People of all ages are suffering and often don’t seek help. Their reasons vary from ignorance, lack of resources, fear of discrimination, and some are simply too ill to inquire about mental health care or assistance programs that may be available. This needs to be a problem of the past, and quickly.

The ACE Study shows how childhood trauma affects the course of a lifespan. The more trauma a person experiences as a child, the more likely that person will have serious physical and mental health problems as an adult.

The results of the ACE Study make healthcare for the mentally ill imperative since we know some health problems might be preventable if treatment begins at an early age.

It irritates me that it’s 2019 and much of society and our government view the mentally Ill as dangerous, criminal, and unable to live peacefully among everyone else. However, I understand the main problem is ignorance and lack of understanding.

Many people are suffering in silence due to fear of what will happen to them, how they will be treated, lack of resources and funding.


What Can We Do?


The solution is people working together to reach very attainable goals.

How do we achieve these goals?

Educate. Teach society what mental illness is and what it isn’t.

Talk about it.

Those of us with mental illness need to talk about our experiences. We need to get out to the voting booths next fall.

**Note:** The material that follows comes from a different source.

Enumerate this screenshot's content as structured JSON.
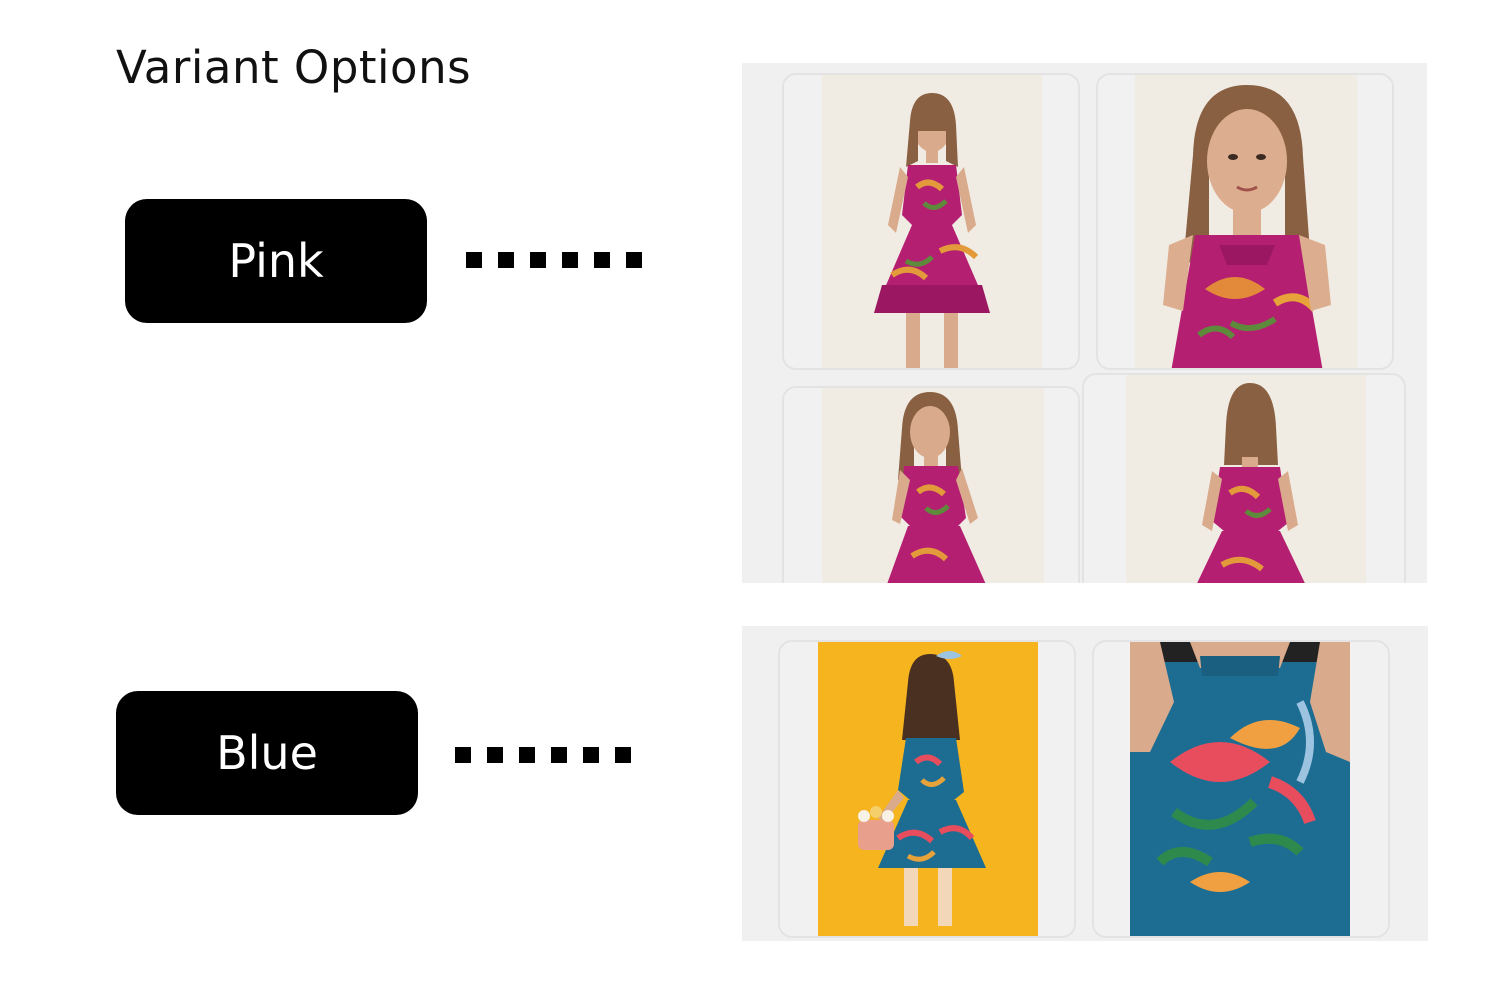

We need to advocate for those suffering from mental illness so they can get the help they need and deserve.

Learn of bills being written or voted on in your area concerning mental health, then write letters to your legislators.

Mental Health stigma is a problem that has gotten better, but there is a lot of room for improvement. Let’s help people… WAKE UP!